In the 1960s, the NRC was criticized for funding science projects of little value to industry, and for favouring “basic research” over “applied research” or “industrial research.” In response, the NRC increased grants to private businesses and established much closer ties to the Canadian business community.
Reforming the NRC was just one of many initiatives taken by Brian Mulroney’s Conservative government to support innovation and R&D. The Mulroney government also established the National Advisory Board on Science and Technology, and incentivized R&D spending in the private sector by introducing the Scientific Research and Experimental Development (SR&ED) tax credit.
Perhaps the most important initiative was the funding of “National Centres of Excellence” — research organizations that bring together academic and industrial scientists.

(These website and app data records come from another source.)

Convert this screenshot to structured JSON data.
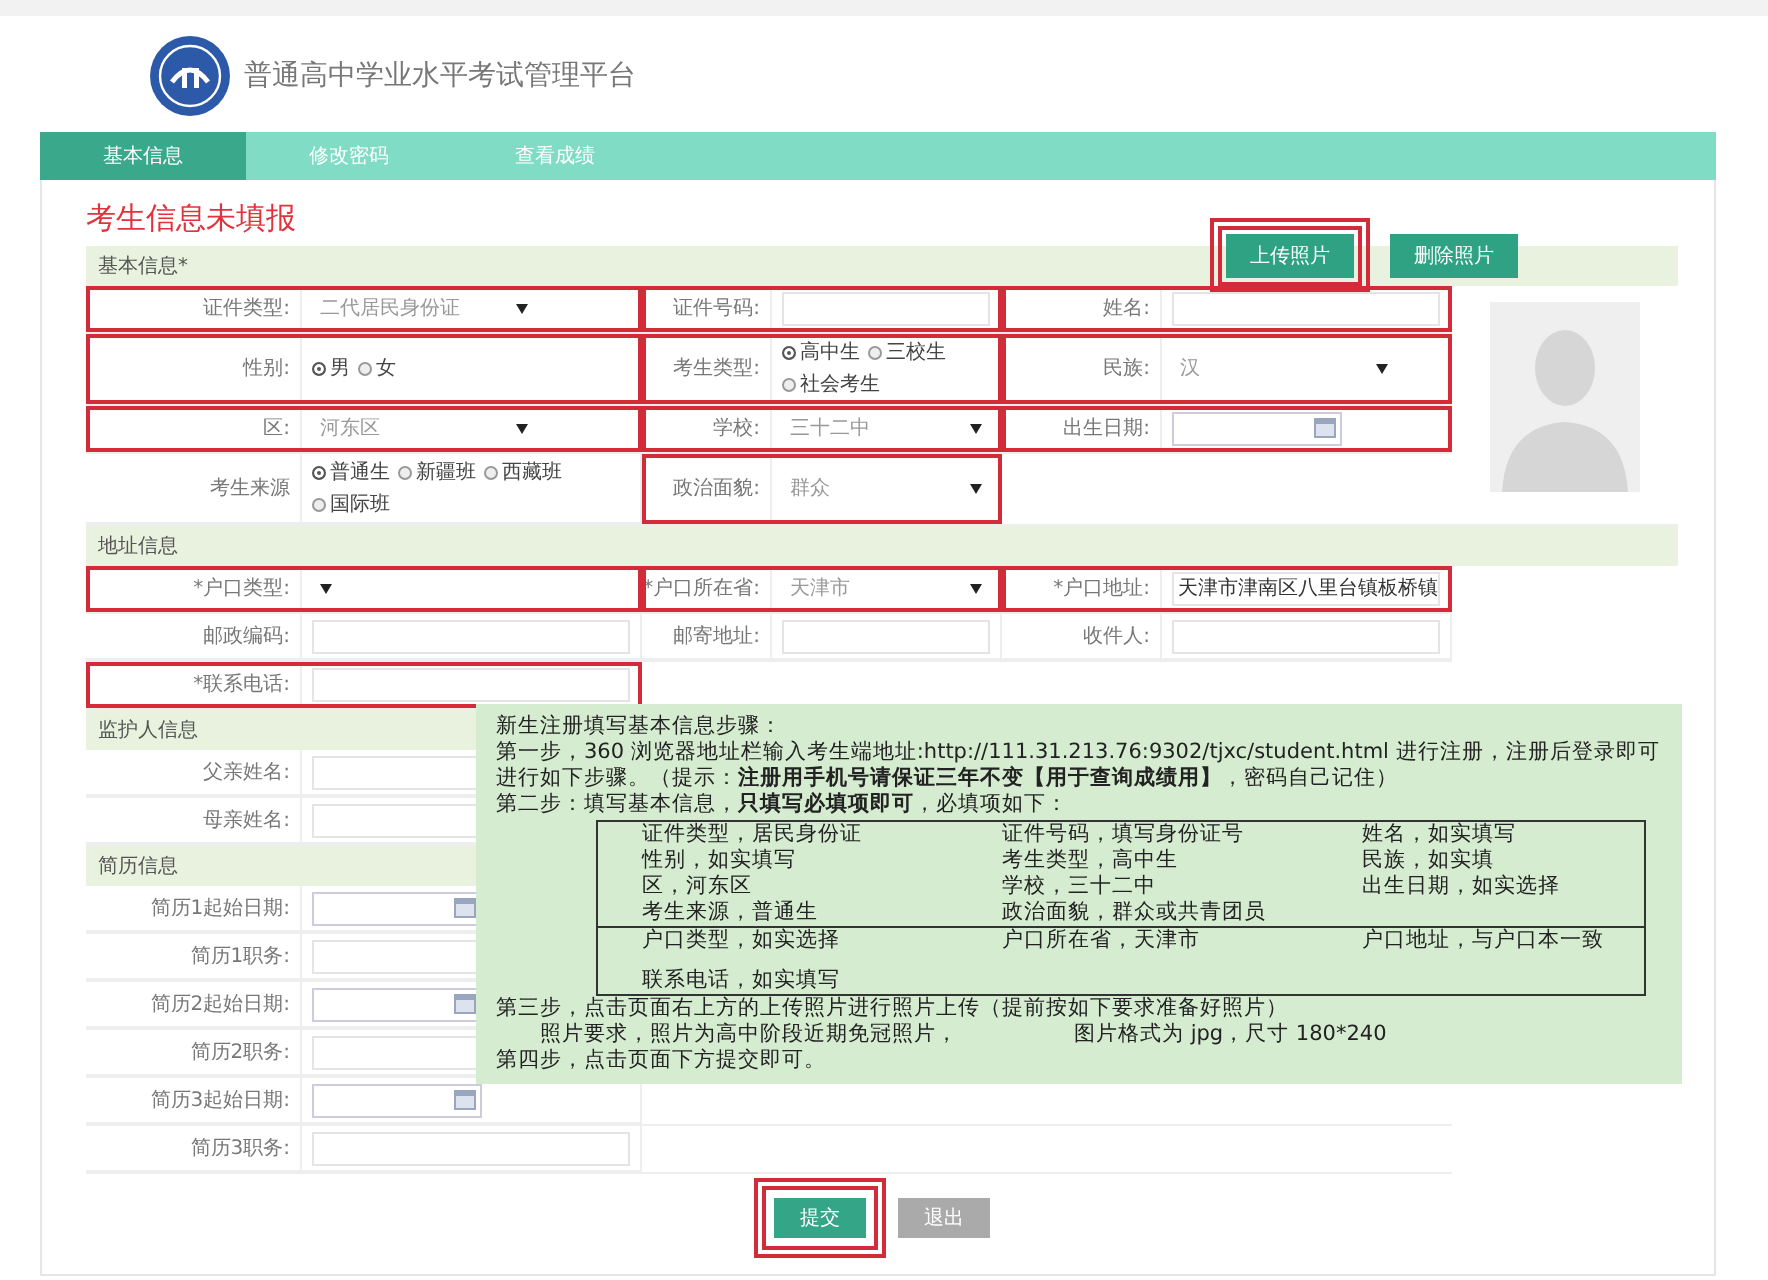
{
  "header": {
    "title": "普通高中学业水平考试管理平台"
  },
  "tabs": [
    {
      "label": "基本信息",
      "selected": true
    },
    {
      "label": "修改密码",
      "selected": false
    },
    {
      "label": "查看成绩",
      "selected": false
    }
  ],
  "form": {
    "title": "考生信息未填报",
    "sections": [
      {
        "title": "基本信息*",
        "buttons": [
          {
            "label": "上传照片",
            "highlighted": true
          },
          {
            "label": "删除照片",
            "highlighted": false
          }
        ],
        "rows": [
          {
            "fields": [
              {
                "label": "证件类型:",
                "kind": "select",
                "value": "二代居民身份证",
                "highlighted": true
              },
              {
                "label": "证件号码:",
                "kind": "input",
                "highlighted": true
              },
              {
                "label": "姓名:",
                "kind": "input",
                "highlighted": true
              }
            ]
          },
          {
            "fields": [
              {
                "label": "性别:",
                "kind": "radio",
                "highlighted": true,
                "options": [
                  {
                    "label": "男",
                    "selected": true
                  },
                  {
                    "label": "女",
                    "selected": false
                  }
                ]
              },
              {
                "label": "考生类型:",
                "kind": "radio",
                "highlighted": true,
                "options": [
                  {
                    "label": "高中生",
                    "selected": true
                  },
                  {
                    "label": "三校生",
                    "selected": false
                  },
                  {
                    "label": "社会考生",
                    "selected": false
                  }
                ]
              },
              {
                "label": "民族:",
                "kind": "select",
                "value": "汉",
                "highlighted": true
              }
            ]
          },
          {
            "fields": [
              {
                "label": "区:",
                "kind": "select",
                "value": "河东区",
                "highlighted": true
              },
              {
                "label": "学校:",
                "kind": "select",
                "value": "三十二中",
                "highlighted": true
              },
              {
                "label": "出生日期:",
                "kind": "date",
                "highlighted": true
              }
            ]
          },
          {
            "fields": [
              {
                "label": "考生来源",
                "kind": "radio",
                "highlighted": false,
                "options": [
                  {
                    "label": "普通生",
                    "selected": true
                  },
                  {
                    "label": "新疆班",
                    "selected": false
                  },
                  {
                    "label": "西藏班",
                    "selected": false
                  },
                  {
                    "label": "国际班",
                    "selected": false
                  }
                ]
              },
              {
                "label": "政治面貌:",
                "kind": "select",
                "value": "群众",
                "highlighted": true
              }
            ]
          }
        ]
      },
      {
        "title": "地址信息",
        "rows": [
          {
            "fields": [
              {
                "label": "*户口类型:",
                "kind": "select",
                "highlighted": true
              },
              {
                "label": "*户口所在省:",
                "kind": "select",
                "value": "天津市",
                "highlighted": true
              },
              {
                "label": "*户口地址:",
                "kind": "input",
                "value": "天津市津南区八里台镇板桥镇",
                "highlighted": true
              }
            ]
          },
          {
            "fields": [
              {
                "label": "邮政编码:",
                "kind": "input",
                "highlighted": false
              },
              {
                "label": "邮寄地址:",
                "kind": "input",
                "highlighted": false
              },
              {
                "label": "收件人:",
                "kind": "input",
                "highlighted": false
              }
            ]
          },
          {
            "fields": [
              {
                "label": "*联系电话:",
                "kind": "input",
                "highlighted": true
              }
            ]
          }
        ]
      },
      {
        "title": "监护人信息",
        "rows": [
          {
            "fields": [
              {
                "label": "父亲姓名:",
                "kind": "input",
                "highlighted": false
              }
            ]
          },
          {
            "fields": [
              {
                "label": "母亲姓名:",
                "kind": "input",
                "highlighted": false
              }
            ]
          }
        ]
      },
      {
        "title": "简历信息",
        "rows": [
          {
            "fields": [
              {
                "label": "简历1起始日期:",
                "kind": "date",
                "highlighted": false
              }
            ]
          },
          {
            "fields": [
              {
                "label": "简历1职务:",
                "kind": "input",
                "highlighted": false
              }
            ]
          },
          {
            "fields": [
              {
                "label": "简历2起始日期:",
                "kind": "date",
                "highlighted": false
              }
            ]
          },
          {
            "fields": [
              {
                "label": "简历2职务:",
                "kind": "input",
                "highlighted": false
              }
            ]
          },
          {
            "fields": [
              {
                "label": "简历3起始日期:",
                "kind": "date",
                "highlighted": false
              }
            ]
          },
          {
            "fields": [
              {
                "label": "简历3职务:",
                "kind": "input",
                "highlighted": false
              }
            ]
          }
        ]
      }
    ],
    "actions": [
      {
        "label": "提交",
        "kind": "primary",
        "highlighted": true
      },
      {
        "label": "退出",
        "kind": "secondary",
        "highlighted": false
      }
    ]
  },
  "guide": {
    "title": "新生注册填写基本信息步骤：",
    "steps": [
      {
        "text": "第一步，360 浏览器地址栏输入考生端地址:http://111.31.213.76:9302/tjxc/student.html 进行注册，注册后登录即可进行如下步骤。（提示：**注册用手机号请保证三年不变【用于查询成绩用】**，密码自己记住）"
      },
      {
        "text": "第二步：填写基本信息，**只填写必填项即可**，必填项如下：",
        "table": [
          [
            [
              "证件类型，居民身份证",
              "证件号码，填写身份证号",
              "姓名，如实填写"
            ],
            [
              "性别，如实填写",
              "考生类型，高中生",
              "民族，如实填"
            ],
            [
              "区，河东区",
              "学校，三十二中",
              "出生日期，如实选择"
            ],
            [
              "考生来源，普通生",
              "政治面貌，群众或共青团员"
            ]
          ],
          [
            [
              "户口类型，如实选择",
              "户口所在省，天津市",
              "户口地址，与户口本一致"
            ],
            [
              "联系电话，如实填写"
            ]
          ]
        ]
      },
      {
        "text": "第三步，点击页面右上方的上传照片进行照片上传（提前按如下要求准备好照片）",
        "notes": [
          "照片要求，照片为高中阶段近期免冠照片，",
          "图片格式为 jpg，尺寸 180*240"
        ]
      },
      {
        "text": "第四步，点击页面下方提交即可。"
      }
    ]
  }
}
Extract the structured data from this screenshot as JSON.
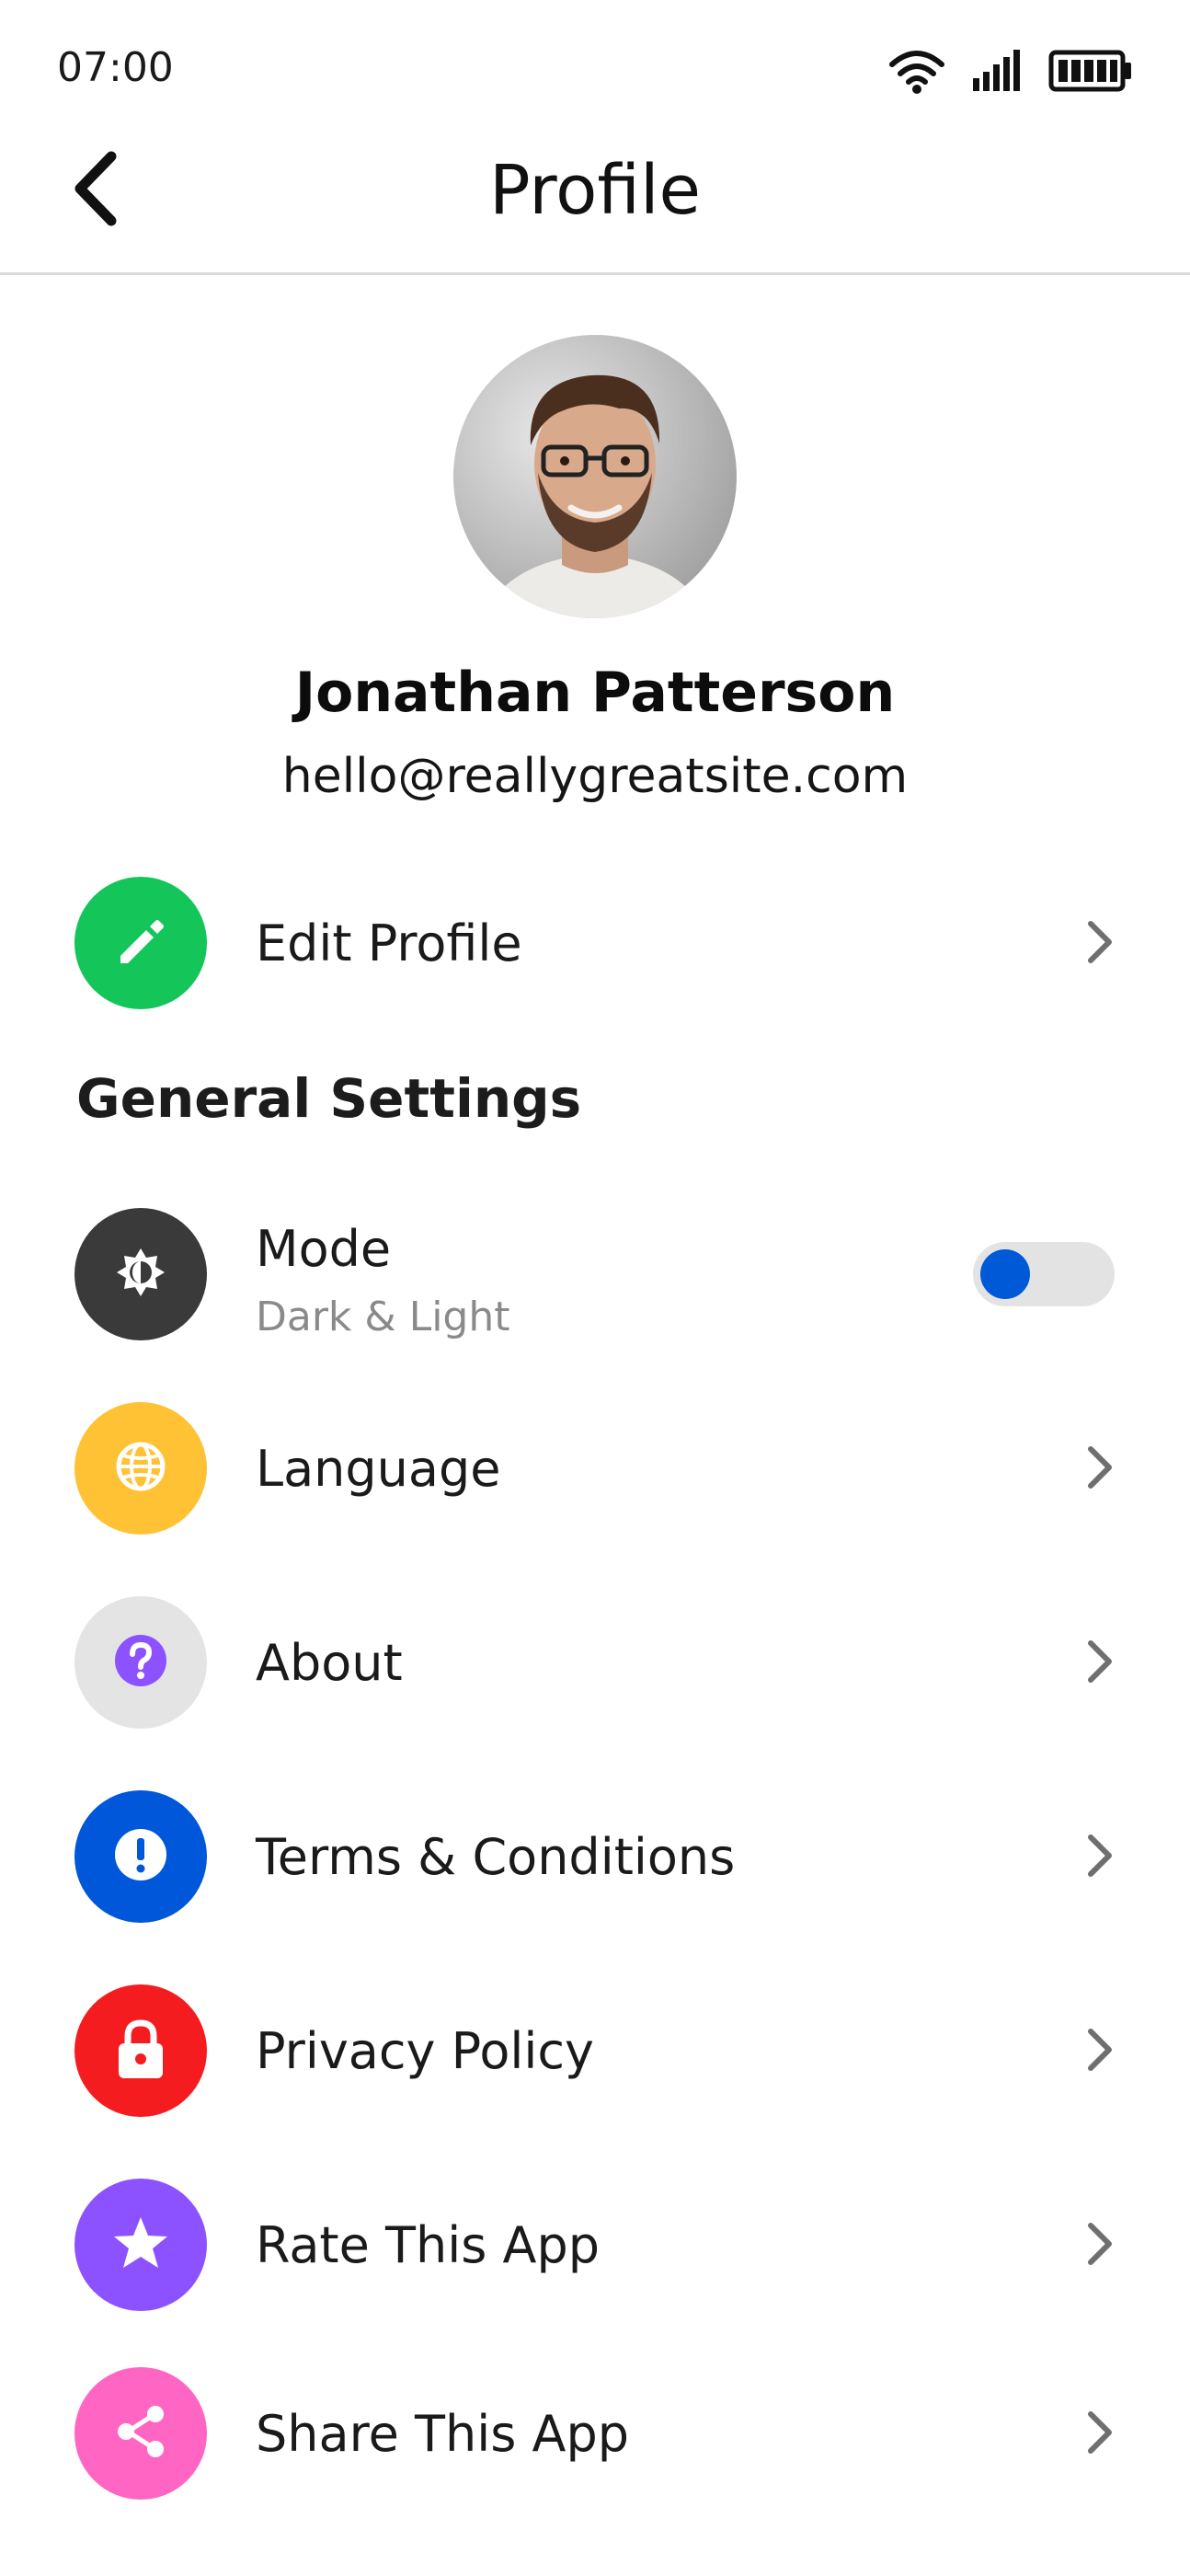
{
  "status_bar": {
    "time": "07:00",
    "icons": [
      "wifi-icon",
      "signal-icon",
      "battery-icon"
    ]
  },
  "header": {
    "title": "Profile",
    "back_icon": "chevron-left-icon"
  },
  "profile": {
    "name": "Jonathan Patterson",
    "email": "hello@reallygreatsite.com",
    "avatar": "user-photo"
  },
  "edit_profile": {
    "label": "Edit Profile",
    "icon": "pencil-icon",
    "icon_color": "#14c55a"
  },
  "general_settings": {
    "heading": "General Settings",
    "mode": {
      "label": "Mode",
      "sublabel": "Dark & Light",
      "icon": "brightness-icon",
      "icon_color": "#3a3a3a",
      "toggle_on": false,
      "toggle_knob_color": "#0059d6"
    },
    "items": [
      {
        "label": "Language",
        "icon": "globe-icon",
        "icon_color": "#ffc234"
      },
      {
        "label": "About",
        "icon": "question-icon",
        "icon_color": "#e4e4e4"
      },
      {
        "label": "Terms & Conditions",
        "icon": "exclamation-icon",
        "icon_color": "#0057d9"
      },
      {
        "label": "Privacy Policy",
        "icon": "lock-icon",
        "icon_color": "#f51c1f"
      },
      {
        "label": "Rate This App",
        "icon": "star-icon",
        "icon_color": "#8c52ff"
      },
      {
        "label": "Share This App",
        "icon": "share-icon",
        "icon_color": "#ff66c4"
      }
    ]
  },
  "colors": {
    "chevron": "#6f6f6f",
    "divider": "#d9d9d9"
  }
}
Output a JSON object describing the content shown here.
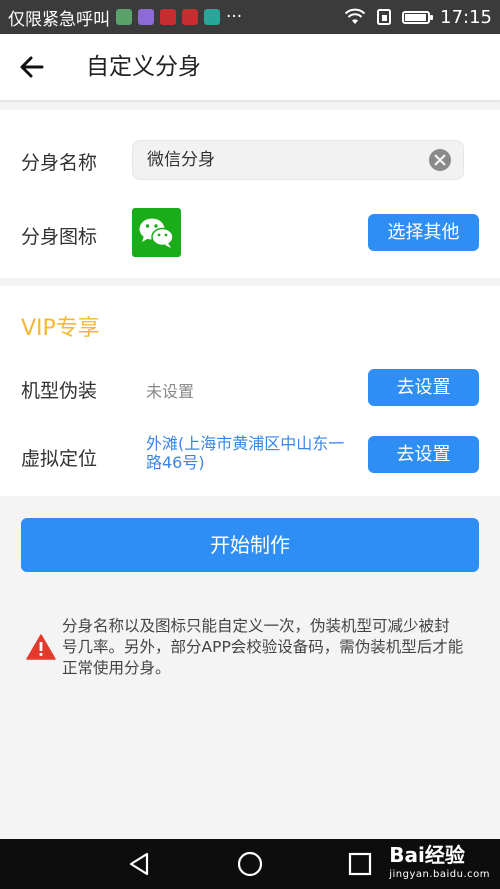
{
  "status_bar": {
    "left_text": "仅限紧急呼叫",
    "more": "···",
    "time": "17:15",
    "battery_level": 0.9,
    "app_icon_colors": [
      "#5aa26a",
      "#8d6bd6",
      "#c62f2f",
      "#c62f2f",
      "#2aa59a"
    ]
  },
  "header": {
    "back_icon": "arrow-left-icon",
    "title": "自定义分身"
  },
  "form": {
    "name_label": "分身名称",
    "name_value": "微信分身",
    "icon_label": "分身图标",
    "icon_name": "wechat-icon",
    "choose_other": "选择其他"
  },
  "vip": {
    "heading": "VIP专享",
    "heading_color": "#f7b733",
    "model_label": "机型伪装",
    "model_value": "未设置",
    "set_button": "去设置",
    "location_label": "虚拟定位",
    "location_value": "外滩(上海市黄浦区中山东一路46号)"
  },
  "start_button": "开始制作",
  "warning": {
    "icon": "warning-triangle-icon",
    "text": "分身名称以及图标只能自定义一次，伪装机型可减少被封号几率。另外，部分APP会校验设备码，需伪装机型后才能正常使用分身。"
  },
  "nav": {
    "back": "nav-back-icon",
    "home": "nav-home-icon",
    "recent": "nav-recent-icon"
  },
  "watermark": {
    "brand": "Bai经验",
    "url": "jingyan.baidu.com"
  },
  "colors": {
    "accent": "#2f8ef4",
    "wechat_green": "#1aad19",
    "warning_red": "#e23b2e"
  }
}
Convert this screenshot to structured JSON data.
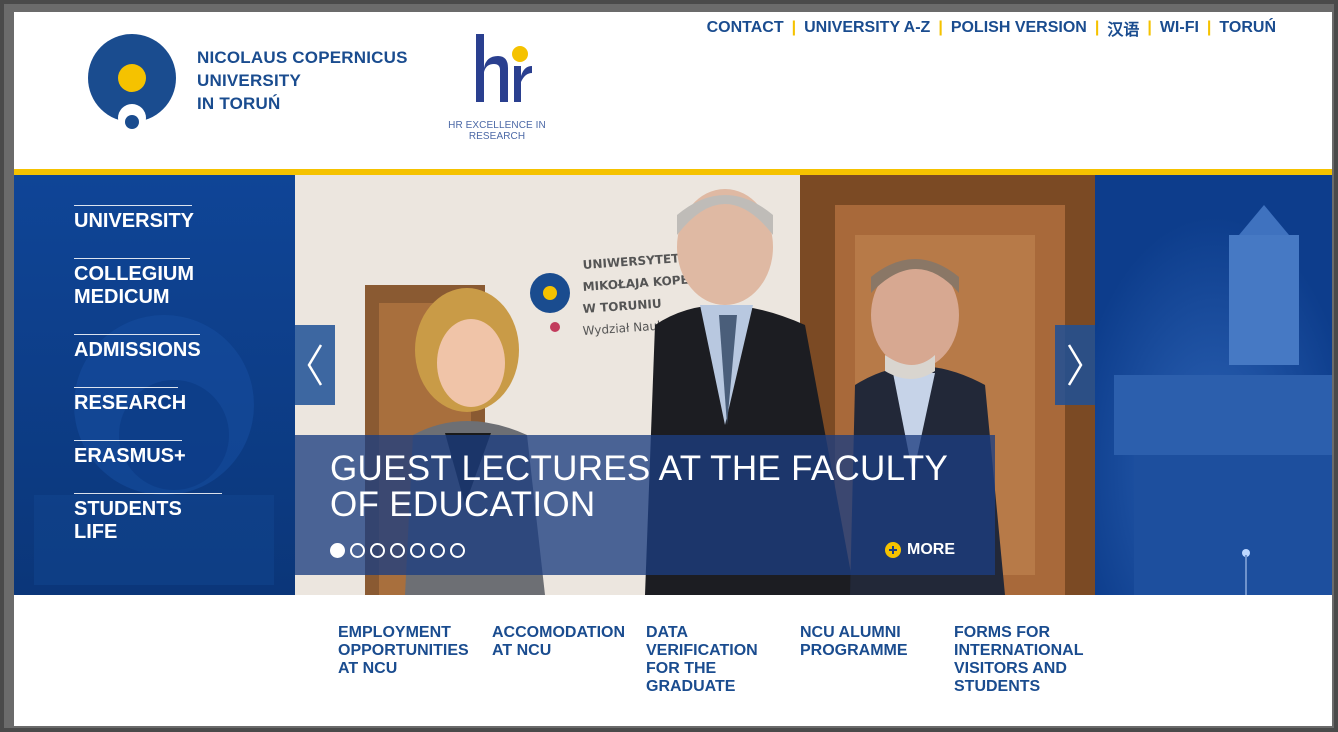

Like Mulroney, Jean Chrétien was committed to making the Canadian economy more innovative. During his first term in office, the Liberal prime minister made the National Centres of Excellence program permanent and strengthened the ties between the NRC and private business.
Chrétien’s industry minister, John Manley, announced a plan to create a “national system of innovation” — a nationwide network of researchers and scientists who work together on innovative projects. Unfortunately, this plan never came to fruition, as it was jeopardized by the government’s deficit-fighting agenda.
Setting aside the question of whether their innovation polices were effective, Mulroney and Chrétien took innovation seriously, and understood that Canada cannot be a prosperous nation without making major investments in R&D.
This was not the case with Stephen Harper, who sidelined innovation policy during his nine years in power. As many of Harper’s critics in the science community pointed out, Harper cut funding and personnel at the NRC and the Natural Sciences and Engineering Research Council (NSERC) and allowed the SR&ED tax credit to fall into disuse.
With the election of Justin Trudeau, the federal government has renewed its commitment to promoting innovation and R&D by dedicating $950 million to a national “innovation superclusters” program.
For many decades, the Canadian federal government created public agencies and programs designed to stimulate innovation in the Canadian economy.
Although these agencies and programs were sometimes underfunded and experienced stagnation, they helped give rise to a number of amazing technologies such as radar, pacemakers and artificial intelligence. In doing so, they contributed to the diversification of Canada’s economy and made it possible for Canadian industry to compete in certain high-tech sectors of the global economy.
Canada can only be a contender in the global technological race if it supports its existing state-sponsored innovation programs and creates new programs in response to changing scientific and technological developments. This will not happen if Canadians elect Scheer, who does not believe in the efficacy of state-sponsored innovation programs.
Canadians who are concerned about Canada’s economic future should look at Scheer’s candidacy with foreboding.